No other major branch of medicine has such a single text, with so much power over people’s lives. And that is worrying. Because in no other branch of medicine is the scientific reality underpinning the pronouncements of doctors so uncertain.
In 1952, the first hydrogen bomb was detonated and the American Psychiatric Association, APA, published its first book of mental illnesses: the Diagnostic and Statistical Manual of Mental Disorders, DSM.
No one, then, could have imagined that this seemingly innocuous manual would be more destructive, and result in producing more victims, than a nuclear weapon.
Since then the DSM has mushroomed and with each revised DSM untold millions carry the scars from its devastating effects.
Towards the end of May, the fifth version of the Diagnostic and Statistical Manual of Mental Disorders (DSM-V), the iconic bible of psychiatry, is coming off the presses after much revision and delay. It’s bound to keep people asking, “Am I normal or do I have a mental illness?”
If you think most diseases are established with objective criteria and rigorous debate, you’d be somewhat wrong. The DSM has a strong track record of taking clusters of symptoms and wrapping labels around them, which lead to the accelerated use of some of the most toxic medications on the planet.

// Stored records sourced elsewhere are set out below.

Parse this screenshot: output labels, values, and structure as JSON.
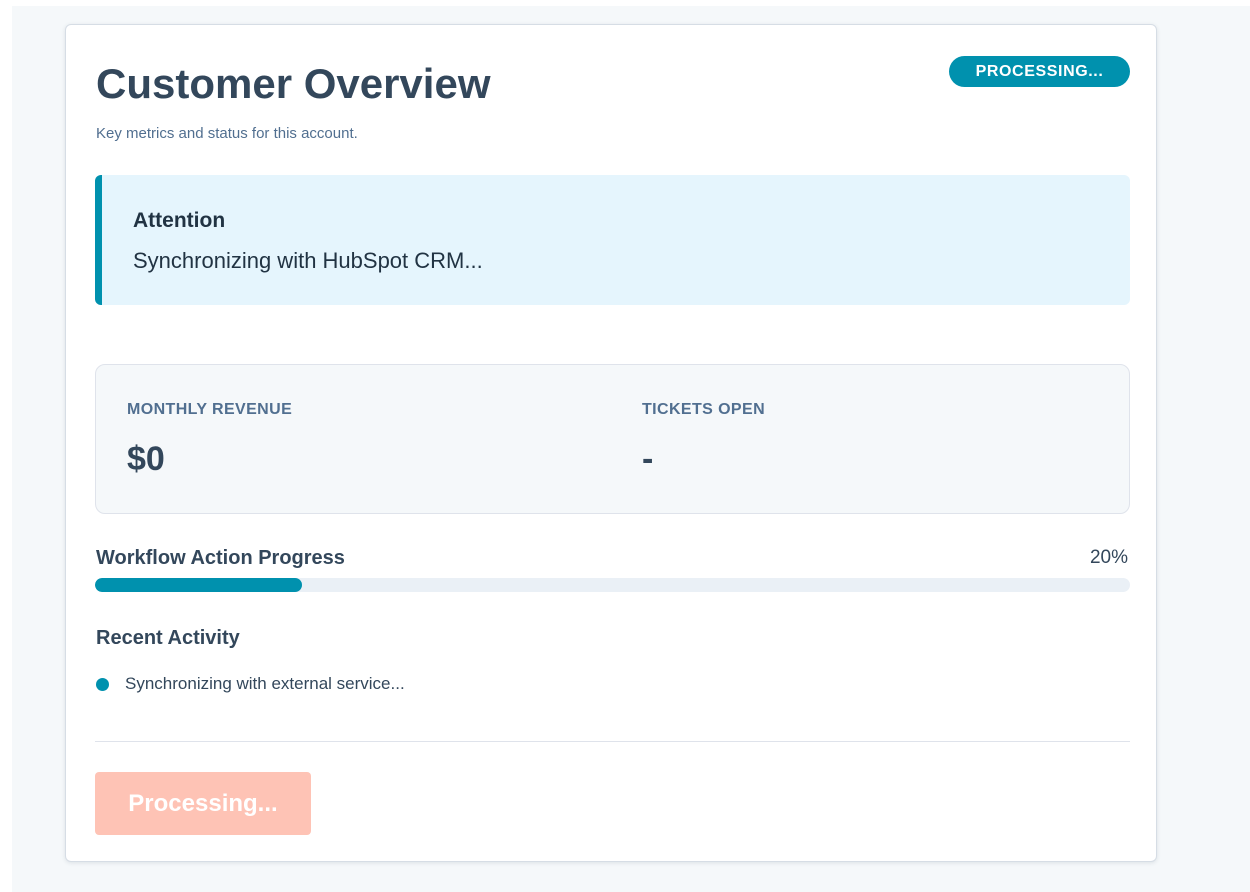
{
  "card": {
    "title": "Customer Overview",
    "subtitle": "Key metrics and status for this account.",
    "status_badge": "PROCESSING..."
  },
  "alert": {
    "title": "Attention",
    "message": "Synchronizing with HubSpot CRM..."
  },
  "metrics": [
    {
      "label": "MONTHLY REVENUE",
      "value": "$0"
    },
    {
      "label": "TICKETS OPEN",
      "value": "-"
    }
  ],
  "progress": {
    "label": "Workflow Action Progress",
    "value_text": "20%",
    "fraction": 0.2
  },
  "activity": {
    "heading": "Recent Activity",
    "items": [
      {
        "text": "Synchronizing with external service..."
      }
    ]
  },
  "action_button": {
    "label": "Processing...",
    "disabled": true
  },
  "colors": {
    "accent": "#0091ae",
    "heading": "#33475b",
    "alert_background": "#e5f5fd",
    "button_disabled": "#fec3b5"
  }
}
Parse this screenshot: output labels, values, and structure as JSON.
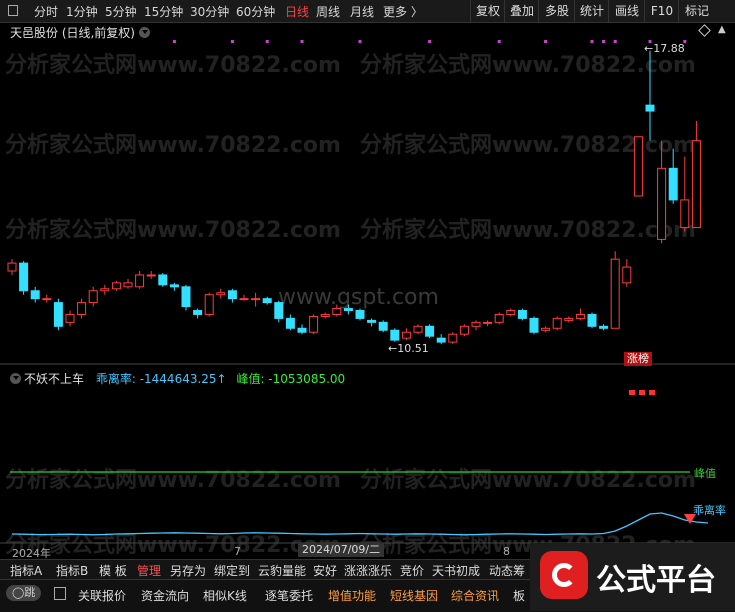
{
  "toolbar": {
    "timeframes": [
      "分时",
      "1分钟",
      "5分钟",
      "15分钟",
      "30分钟",
      "60分钟",
      "日线",
      "周线",
      "月线",
      "更多 〉"
    ],
    "active_timeframe": "日线",
    "buttons": [
      "复权",
      "叠加",
      "多股",
      "统计",
      "画线",
      "F10",
      "标记"
    ]
  },
  "main": {
    "title": "天邑股份 (日线,前复权)",
    "high_label": "17.88",
    "low_label": "10.51",
    "limit_up_tag": "涨榜",
    "watermark": "分析家公式网www.70822.com",
    "watermark2": "www.gspt.com"
  },
  "indicator": {
    "name": "不妖不上车",
    "line1_label": "乖离率: -1444643.25↑",
    "line2_label": "峰值: -1053085.00",
    "right_label1": "峰值",
    "right_label2": "乖离率"
  },
  "axis": {
    "year_label": "2024年",
    "month_7": "7",
    "date_label": "2024/07/09/二",
    "month_8": "8"
  },
  "tabs": [
    "指标A",
    "指标B",
    "模 板",
    "管理",
    "另存为",
    "绑定到",
    "云豹量能",
    "安好",
    "涨涨涨乐",
    "竞价",
    "天书初成",
    "动态筹"
  ],
  "active_tab": "管理",
  "bottom_bar": {
    "toggle_label": "◯跳",
    "items": [
      "关联报价",
      "资金流向",
      "相似K线",
      "逐笔委托",
      "增值功能",
      "短线基因",
      "综合资讯",
      "板"
    ]
  },
  "logo_text": "公式平台",
  "colors": {
    "up": "#ff3c3c",
    "down": "#33e0ff",
    "green_line": "#33cc33",
    "accent": "#ff4040"
  },
  "chart_data": {
    "type": "candlestick",
    "candles": [
      {
        "o": 12.3,
        "c": 12.5,
        "h": 12.6,
        "l": 12.2
      },
      {
        "o": 12.5,
        "c": 11.8,
        "h": 12.55,
        "l": 11.7
      },
      {
        "o": 11.8,
        "c": 11.6,
        "h": 11.9,
        "l": 11.5
      },
      {
        "o": 11.6,
        "c": 11.6,
        "h": 11.7,
        "l": 11.5
      },
      {
        "o": 11.5,
        "c": 10.9,
        "h": 11.6,
        "l": 10.8
      },
      {
        "o": 11.0,
        "c": 11.2,
        "h": 11.3,
        "l": 10.9
      },
      {
        "o": 11.2,
        "c": 11.5,
        "h": 11.6,
        "l": 11.1
      },
      {
        "o": 11.5,
        "c": 11.8,
        "h": 11.9,
        "l": 11.4
      },
      {
        "o": 11.8,
        "c": 11.85,
        "h": 11.95,
        "l": 11.7
      },
      {
        "o": 11.85,
        "c": 12.0,
        "h": 12.05,
        "l": 11.8
      },
      {
        "o": 11.9,
        "c": 12.0,
        "h": 12.1,
        "l": 11.85
      },
      {
        "o": 11.9,
        "c": 12.2,
        "h": 12.3,
        "l": 11.85
      },
      {
        "o": 12.2,
        "c": 12.2,
        "h": 12.3,
        "l": 12.1
      },
      {
        "o": 12.2,
        "c": 11.95,
        "h": 12.25,
        "l": 11.9
      },
      {
        "o": 11.95,
        "c": 11.9,
        "h": 12.0,
        "l": 11.8
      },
      {
        "o": 11.9,
        "c": 11.4,
        "h": 11.95,
        "l": 11.3
      },
      {
        "o": 11.3,
        "c": 11.2,
        "h": 11.35,
        "l": 11.1
      },
      {
        "o": 11.2,
        "c": 11.7,
        "h": 11.75,
        "l": 11.15
      },
      {
        "o": 11.7,
        "c": 11.75,
        "h": 11.85,
        "l": 11.6
      },
      {
        "o": 11.8,
        "c": 11.6,
        "h": 11.85,
        "l": 11.5
      },
      {
        "o": 11.6,
        "c": 11.6,
        "h": 11.7,
        "l": 11.55
      },
      {
        "o": 11.6,
        "c": 11.6,
        "h": 11.75,
        "l": 11.4
      },
      {
        "o": 11.6,
        "c": 11.5,
        "h": 11.65,
        "l": 11.45
      },
      {
        "o": 11.5,
        "c": 11.1,
        "h": 11.55,
        "l": 11.0
      },
      {
        "o": 11.1,
        "c": 10.85,
        "h": 11.2,
        "l": 10.8
      },
      {
        "o": 10.85,
        "c": 10.75,
        "h": 10.95,
        "l": 10.7
      },
      {
        "o": 10.75,
        "c": 11.15,
        "h": 11.2,
        "l": 10.7
      },
      {
        "o": 11.15,
        "c": 11.2,
        "h": 11.25,
        "l": 11.1
      },
      {
        "o": 11.2,
        "c": 11.35,
        "h": 11.45,
        "l": 11.15
      },
      {
        "o": 11.35,
        "c": 11.3,
        "h": 11.45,
        "l": 11.2
      },
      {
        "o": 11.3,
        "c": 11.1,
        "h": 11.35,
        "l": 11.05
      },
      {
        "o": 11.05,
        "c": 11.0,
        "h": 11.1,
        "l": 10.9
      },
      {
        "o": 11.0,
        "c": 10.8,
        "h": 11.05,
        "l": 10.75
      },
      {
        "o": 10.8,
        "c": 10.55,
        "h": 10.85,
        "l": 10.51
      },
      {
        "o": 10.6,
        "c": 10.75,
        "h": 10.85,
        "l": 10.55
      },
      {
        "o": 10.75,
        "c": 10.9,
        "h": 10.95,
        "l": 10.7
      },
      {
        "o": 10.9,
        "c": 10.65,
        "h": 10.95,
        "l": 10.6
      },
      {
        "o": 10.6,
        "c": 10.5,
        "h": 10.7,
        "l": 10.45
      },
      {
        "o": 10.5,
        "c": 10.7,
        "h": 10.75,
        "l": 10.45
      },
      {
        "o": 10.7,
        "c": 10.9,
        "h": 10.95,
        "l": 10.65
      },
      {
        "o": 10.9,
        "c": 11.0,
        "h": 11.05,
        "l": 10.8
      },
      {
        "o": 11.0,
        "c": 11.0,
        "h": 11.05,
        "l": 10.9
      },
      {
        "o": 11.0,
        "c": 11.2,
        "h": 11.25,
        "l": 10.95
      },
      {
        "o": 11.2,
        "c": 11.3,
        "h": 11.35,
        "l": 11.15
      },
      {
        "o": 11.3,
        "c": 11.1,
        "h": 11.35,
        "l": 11.05
      },
      {
        "o": 11.1,
        "c": 10.75,
        "h": 11.15,
        "l": 10.7
      },
      {
        "o": 10.8,
        "c": 10.85,
        "h": 10.9,
        "l": 10.75
      },
      {
        "o": 10.85,
        "c": 11.1,
        "h": 11.15,
        "l": 10.8
      },
      {
        "o": 11.05,
        "c": 11.1,
        "h": 11.15,
        "l": 11.0
      },
      {
        "o": 11.1,
        "c": 11.2,
        "h": 11.35,
        "l": 11.05
      },
      {
        "o": 11.2,
        "c": 10.9,
        "h": 11.25,
        "l": 10.85
      },
      {
        "o": 10.9,
        "c": 10.85,
        "h": 10.95,
        "l": 10.8
      },
      {
        "o": 10.85,
        "c": 12.6,
        "h": 12.8,
        "l": 10.85
      },
      {
        "o": 12.0,
        "c": 12.4,
        "h": 12.6,
        "l": 11.9
      },
      {
        "o": 14.2,
        "c": 15.7,
        "h": 15.7,
        "l": 14.2
      },
      {
        "o": 16.5,
        "c": 16.35,
        "h": 17.88,
        "l": 15.6
      },
      {
        "o": 13.1,
        "c": 14.9,
        "h": 15.6,
        "l": 13.0
      },
      {
        "o": 14.9,
        "c": 14.1,
        "h": 15.4,
        "l": 14.0
      },
      {
        "o": 13.4,
        "c": 14.1,
        "h": 15.2,
        "l": 13.3
      },
      {
        "o": 13.4,
        "c": 15.6,
        "h": 16.1,
        "l": 13.4
      }
    ],
    "indicator_line": [
      0.2,
      0.18,
      0.15,
      0.14,
      0.16,
      0.18,
      0.15,
      0.12,
      0.15,
      0.2,
      0.22,
      0.25,
      0.28,
      0.3,
      0.32,
      0.3,
      0.28,
      0.25,
      0.22,
      0.25,
      0.3,
      0.32,
      0.3,
      0.28,
      0.25,
      0.22,
      0.2,
      0.18,
      0.2,
      0.22,
      0.25,
      0.22,
      0.2,
      0.18,
      0.2,
      0.22,
      0.2,
      0.18,
      0.15,
      0.12,
      0.15,
      0.18,
      0.2,
      0.22,
      0.2,
      0.18,
      0.15,
      0.18,
      0.2,
      0.22,
      0.2,
      0.25,
      0.5,
      1.0,
      1.6,
      2.2,
      2.3,
      2.0,
      1.6,
      1.4,
      1.3
    ]
  }
}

How does this happen?
This is a crucial issue. As the Saybrook psychology faculty note in their remarkable blog “The New Existentialists:” “the DSM-5 inflates diagnostic criteria to such an extent that it pathologizes normal behavior and natural human functioning.”
Under this new “Bible of Psychiatry” every aspect of human life, every thought and feeling, can be considered a form of “mental illness” and treated with drugs. An egregious example is a proposed change that would make any depression about the death of a loved one that lasts longer than two months a mental illness treatable by anti-depressants.
This is madness. Millions of people who are perfectly healthy, who are not sick but are looking for help, will be forcibly turned into customers for the pharmaceutical industry. Psychologists are being encouraged to spend less and less time actually talking with those they are seeking to help, getting to know them as human beings, and taking their search for meaning in life seriously.
“LABEL jars, not people” and “stop medicalising the normal symptoms of life” read placards, as hundreds of protesters – including former patients, academics and doctors – gathered to lobby the American Psychiatric Association’s (APA) annual meeting.
The demonstration aimed to highlight the harm the protesters believe psychiatry is perpetrating in the name of healing. One concern is that while psychiatric medications are more widely prescribed than almost any drugs in history, they often don’t work well and have debilitating side effects. Psychiatry also professes to respect human rights, while regularly treating people against their will. Finally, psychiatry keeps expanding its list of disorders without solid scientific justification.